▶ [WHAT YOU SHOULD DO]: Set the records down again in full, exactly as they are, apart from the images.

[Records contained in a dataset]
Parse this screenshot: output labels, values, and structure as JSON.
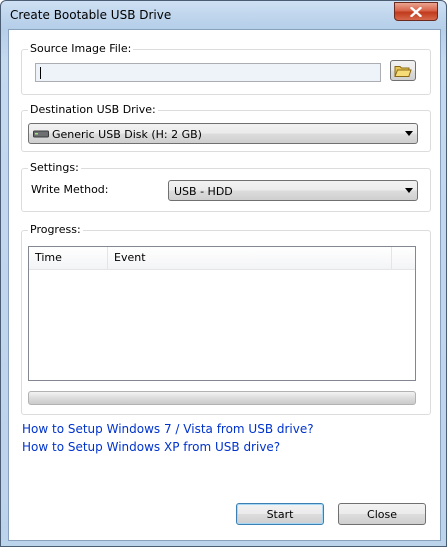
{
  "window": {
    "title": "Create Bootable USB Drive"
  },
  "source": {
    "label": "Source Image File:",
    "value": ""
  },
  "destination": {
    "label": "Destination USB Drive:",
    "selected": "Generic USB Disk (H: 2 GB)"
  },
  "settings": {
    "label": "Settings:",
    "write_method_label": "Write Method:",
    "write_method_value": "USB - HDD"
  },
  "progress": {
    "label": "Progress:",
    "columns": [
      "Time",
      "Event"
    ],
    "percent": 0
  },
  "links": [
    "How to Setup Windows 7 / Vista from USB drive?",
    "How to Setup Windows XP from USB drive?"
  ],
  "buttons": {
    "start": "Start",
    "close": "Close"
  },
  "icons": {
    "close": "close-icon",
    "browse": "folder-icon",
    "drive": "usb-drive-icon",
    "dropdown": "chevron-down-icon"
  }
}
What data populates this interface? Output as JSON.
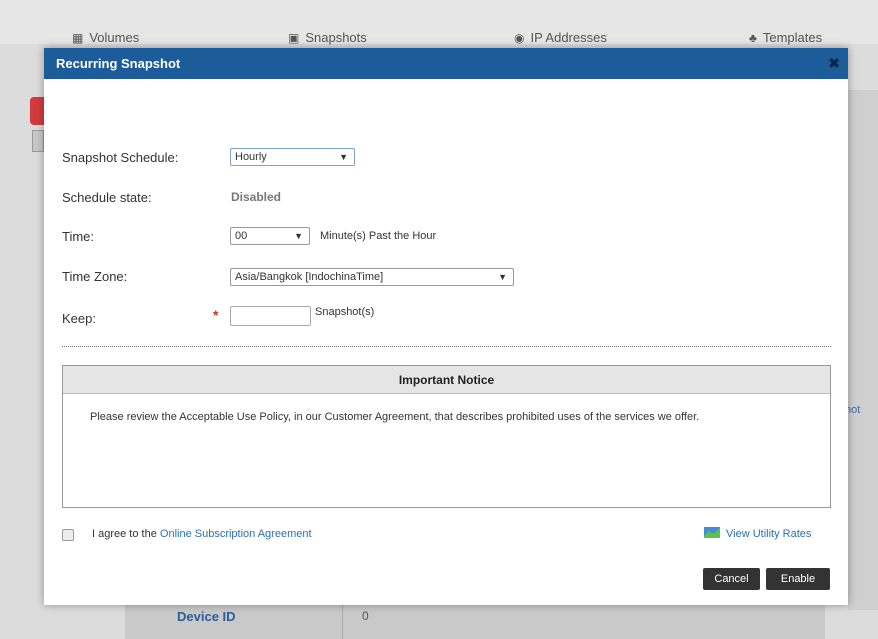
{
  "background": {
    "tabs": [
      {
        "label": "Volumes",
        "icon": "volumes-icon"
      },
      {
        "label": "Snapshots",
        "icon": "camera-icon"
      },
      {
        "label": "IP Addresses",
        "icon": "ip-icon"
      },
      {
        "label": "Templates",
        "icon": "templates-icon"
      }
    ],
    "right_text": "hot",
    "bottom_row": {
      "label": "Device ID",
      "value": "0"
    }
  },
  "dialog": {
    "title": "Recurring Snapshot",
    "close_label": "✖",
    "fields": {
      "schedule_label": "Snapshot Schedule:",
      "schedule_value": "Hourly",
      "state_label": "Schedule state:",
      "state_value": "Disabled",
      "time_label": "Time:",
      "time_value": "00",
      "time_suffix": "Minute(s) Past the Hour",
      "timezone_label": "Time Zone:",
      "timezone_value": "Asia/Bangkok [IndochinaTime]",
      "keep_label": "Keep:",
      "keep_required": "*",
      "keep_value": "",
      "keep_suffix": "Snapshot(s)"
    },
    "notice": {
      "heading": "Important Notice",
      "body": "Please review the Acceptable Use Policy, in our Customer Agreement, that describes prohibited uses of the services we offer."
    },
    "agreement": {
      "prefix": "I agree to the ",
      "link": "Online Subscription Agreement",
      "checked": false
    },
    "utility_link": "View Utility Rates",
    "buttons": {
      "cancel": "Cancel",
      "enable": "Enable"
    }
  },
  "colors": {
    "header": "#1d5c9b",
    "link": "#2a6fb6",
    "button": "#333333",
    "required": "#c0392b"
  }
}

▶ [WRITTEN SOLUTION]:
Parse this screenshot: output labels, values, and structure as JSON.
{
  "window": {
    "title": "Create Bootable USB Drive"
  },
  "source": {
    "label": "Source Image File:",
    "value": ""
  },
  "destination": {
    "label": "Destination USB Drive:",
    "selected": "Generic USB Disk (H: 2 GB)"
  },
  "settings": {
    "label": "Settings:",
    "write_method_label": "Write Method:",
    "write_method_value": "USB - HDD"
  },
  "progress": {
    "label": "Progress:",
    "columns": [
      "Time",
      "Event"
    ],
    "percent": 0
  },
  "links": [
    "How to Setup Windows 7 / Vista from USB drive?",
    "How to Setup Windows XP from USB drive?"
  ],
  "buttons": {
    "start": "Start",
    "close": "Close"
  },
  "icons": {
    "close": "close-icon",
    "browse": "folder-icon",
    "drive": "usb-drive-icon",
    "dropdown": "chevron-down-icon"
  }
}
What data populates this interface? Output as JSON.
{
  "background": {
    "tabs": [
      {
        "label": "Volumes",
        "icon": "volumes-icon"
      },
      {
        "label": "Snapshots",
        "icon": "camera-icon"
      },
      {
        "label": "IP Addresses",
        "icon": "ip-icon"
      },
      {
        "label": "Templates",
        "icon": "templates-icon"
      }
    ],
    "right_text": "hot",
    "bottom_row": {
      "label": "Device ID",
      "value": "0"
    }
  },
  "dialog": {
    "title": "Recurring Snapshot",
    "close_label": "✖",
    "fields": {
      "schedule_label": "Snapshot Schedule:",
      "schedule_value": "Hourly",
      "state_label": "Schedule state:",
      "state_value": "Disabled",
      "time_label": "Time:",
      "time_value": "00",
      "time_suffix": "Minute(s) Past the Hour",
      "timezone_label": "Time Zone:",
      "timezone_value": "Asia/Bangkok [IndochinaTime]",
      "keep_label": "Keep:",
      "keep_required": "*",
      "keep_value": "",
      "keep_suffix": "Snapshot(s)"
    },
    "notice": {
      "heading": "Important Notice",
      "body": "Please review the Acceptable Use Policy, in our Customer Agreement, that describes prohibited uses of the services we offer."
    },
    "agreement": {
      "prefix": "I agree to the ",
      "link": "Online Subscription Agreement",
      "checked": false
    },
    "utility_link": "View Utility Rates",
    "buttons": {
      "cancel": "Cancel",
      "enable": "Enable"
    }
  },
  "colors": {
    "header": "#1d5c9b",
    "link": "#2a6fb6",
    "button": "#333333",
    "required": "#c0392b"
  }
}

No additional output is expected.